REVIEW: Chris Stapleton – ‘From A Room: Vol. 2’

From A Room Volume 2, released on 1 December, is Chris Stapleton’s second album this year and third as a solo artist. As with its predecessor it takes the listener deeper into Stapleton’s talents as a writer and musician.

There is no doubt that Chris Stapleton resides among today’s artists right at the top of their game. His position is thoroughly justified and has been marked by numerous awards. But what can be overlooked is just how swift has been his ascent following long years of hard work in bands before he embarked on a solo career. Stapleton’s 2015 solo debut, Traveller, shot him to immediate fame. It has sold over two million copies in the US alone, prompting the inevitable “how do you follow that?” Instead of another full-length album Stapleton has released the slightly shorter From A Room Volume 1 and now 2.

In nine songs, From A Room Volume 2 goes deep into the Stapleton music archives, demonstrating clearly his fierce refusal to be penned into a specific category of music. And quite right too because such labels can be so restricting, misleading even. Stapleton once admitted he can sing bluegrass but doesn’t fit exclusively there, he’s too hillbilly for rock but too rock n’roll for country. You get the picture. He switches effortlessly between these different styles but his genius lies in how he blends them. Put that together with a vocal sound that his most certainly his alone, Stapleton has created his own genre.

A Room Volume 2 starts with ‘Millionaire’, a song whose opening bars lead into the vocals indicate classic Stapleton lies ahead. It just says one word, power. That comes from blending the simplest of acoustic chords, a voice that, to say the very least, has lived life and a spare but perfectly applied electric guitar solo. “Love is more precious than gold, can’t be bought, can’t be sold”.

‘Hard Livin’ sounds autobiographical. How else do you get a voice like that? The intro has a hint of menace, “I’ve been known to get out of hand”, but this is more of a reflection as Stapleton looks back on a life of drinking and fighting but, “this hard livin’ ain’t as easy as it used to be”. Does this hark back to his days in The Steel Drivers or The Jompsons, a band with distinct southern rock roots?

Stapleton’s storytelling comes to the fore on ‘Scarecrow’, a song about emigrants from Northern Ireland to West Virginia. They built a farm and raised a family. Both prospered but the next generation battled pressures to keep up and then “the fields ain’t what they were”, until the story ends with “bottle in my left hand and pistol in my right”. Stapleton squeezes the last drops of tragedy out of this tragedy.

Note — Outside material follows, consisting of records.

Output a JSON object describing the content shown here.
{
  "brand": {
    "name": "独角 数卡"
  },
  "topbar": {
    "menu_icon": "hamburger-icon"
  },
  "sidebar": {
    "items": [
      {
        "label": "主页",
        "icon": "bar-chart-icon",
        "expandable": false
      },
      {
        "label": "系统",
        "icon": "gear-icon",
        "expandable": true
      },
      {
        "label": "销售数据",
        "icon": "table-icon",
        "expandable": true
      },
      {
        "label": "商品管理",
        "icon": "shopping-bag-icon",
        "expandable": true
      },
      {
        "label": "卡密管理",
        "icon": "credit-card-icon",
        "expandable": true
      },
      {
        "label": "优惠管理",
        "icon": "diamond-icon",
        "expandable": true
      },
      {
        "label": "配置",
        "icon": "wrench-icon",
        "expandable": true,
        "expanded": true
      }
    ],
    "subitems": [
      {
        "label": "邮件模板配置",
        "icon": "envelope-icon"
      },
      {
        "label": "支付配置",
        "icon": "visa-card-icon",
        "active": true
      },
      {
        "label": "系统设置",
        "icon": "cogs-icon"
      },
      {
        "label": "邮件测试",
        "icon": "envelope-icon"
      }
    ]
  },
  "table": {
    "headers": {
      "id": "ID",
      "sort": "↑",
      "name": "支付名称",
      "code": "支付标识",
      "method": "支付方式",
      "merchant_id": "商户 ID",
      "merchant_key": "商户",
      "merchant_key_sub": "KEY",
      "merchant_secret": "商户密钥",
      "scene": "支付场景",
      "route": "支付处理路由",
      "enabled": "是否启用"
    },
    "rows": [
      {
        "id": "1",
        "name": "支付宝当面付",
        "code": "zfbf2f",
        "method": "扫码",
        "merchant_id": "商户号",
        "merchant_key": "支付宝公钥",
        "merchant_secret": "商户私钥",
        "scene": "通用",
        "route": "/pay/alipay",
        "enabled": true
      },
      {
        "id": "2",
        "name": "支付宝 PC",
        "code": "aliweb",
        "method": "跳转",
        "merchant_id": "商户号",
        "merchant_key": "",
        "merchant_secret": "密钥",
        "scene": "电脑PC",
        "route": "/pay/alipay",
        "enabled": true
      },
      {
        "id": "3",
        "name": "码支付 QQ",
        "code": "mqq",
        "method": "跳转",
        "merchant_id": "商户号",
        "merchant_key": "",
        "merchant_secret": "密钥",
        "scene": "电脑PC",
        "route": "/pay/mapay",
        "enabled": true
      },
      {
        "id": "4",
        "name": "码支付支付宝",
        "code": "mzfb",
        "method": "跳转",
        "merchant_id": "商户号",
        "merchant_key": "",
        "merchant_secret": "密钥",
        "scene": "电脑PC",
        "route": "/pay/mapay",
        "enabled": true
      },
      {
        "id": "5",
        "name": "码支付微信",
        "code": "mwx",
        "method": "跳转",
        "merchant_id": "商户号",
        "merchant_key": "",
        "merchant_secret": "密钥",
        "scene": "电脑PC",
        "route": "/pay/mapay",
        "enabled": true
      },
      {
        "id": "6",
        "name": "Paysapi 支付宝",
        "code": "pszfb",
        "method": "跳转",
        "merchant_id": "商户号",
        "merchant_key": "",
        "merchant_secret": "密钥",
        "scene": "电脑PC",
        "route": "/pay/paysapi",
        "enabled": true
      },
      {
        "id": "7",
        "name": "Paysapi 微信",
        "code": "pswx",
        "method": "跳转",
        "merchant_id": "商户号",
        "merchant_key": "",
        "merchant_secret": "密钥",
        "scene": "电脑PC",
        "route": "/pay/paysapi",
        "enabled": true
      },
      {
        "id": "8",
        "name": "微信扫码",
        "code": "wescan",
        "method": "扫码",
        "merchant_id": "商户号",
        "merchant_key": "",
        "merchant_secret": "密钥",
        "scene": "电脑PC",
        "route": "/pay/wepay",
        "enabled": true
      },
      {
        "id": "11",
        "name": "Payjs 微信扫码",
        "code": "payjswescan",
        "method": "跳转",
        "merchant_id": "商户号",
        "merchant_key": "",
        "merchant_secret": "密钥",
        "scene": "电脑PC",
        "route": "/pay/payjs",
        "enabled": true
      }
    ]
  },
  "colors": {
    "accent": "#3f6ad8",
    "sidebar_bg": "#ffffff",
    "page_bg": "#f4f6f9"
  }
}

‘Nobody’s Lonely Tonight’ is a moody piece of introspection. I think what he means is nobody’s lonely tonight but him. The atmosphere Stapleton creates is as thick as the smoke swirling around this barroom (possibly set some time ago). ‘Tryin’ to Untangle My Mind’ is a look back on a life lived to the full. Sure, he’s raised hell but he has no regrets, “I’ve drunk a lot of whisky, held a lot of women that were fine”. He’s blown all the money he’s ever made but who cares? “I do what I do and I don’t know why, but I’ll do what I do until I die”. He knows this has brought him low but wants no pity. He is responsible for his own actions. This is pure outlaw country where the tempo matches his conscience in terms of relaxation.

‘A Simple Song’ is just that, a gentle hymn in praise of the simplicities and pleasures of family life despite hardship accompanied by equally gentle acoustic picking with even lighter backing drums and vocals.

‘Midnight Train To Memphis’ leans on Leadbelly’s ‘Midnight Special’ singing of a prisoner’s yearning to escape his incarceration on that midnight train. Here Stapleton snarls his hatred for the judge and jury who put him there with a riff that comes straight from his rock slots.

It’s back to the booze with ‘Drunkard’s Prayer’, more of a plea from a man who recognises that he cannot make that connection with the Almighty without help from the bottle. Again with minimal accompaniment Stapleton rasps “I get drunk and talk to God …I mean every word I say and promise I’ll change”. The futility of his promise is painful. A perfect slide opens the final track to a bluesy “Friends”. Stapleton simply oozes with the love he has for a longtime friend who’s hit hard times. “Don’t give up, this bond we share is strong”.

A potential gripe with this record could lie in having to shell out for two shortish albums instead of combining them into the better value of one longer release. Whatever, in only nine carefully selected tracks, Stapleton shows a range of creativity and versatility that many others would need a triple album to do. Comparisons to Otis Redding and George Jones explains why and From A Room Volume 2 close out 2017 in style. Expect further accolades.

Lyndon Bolton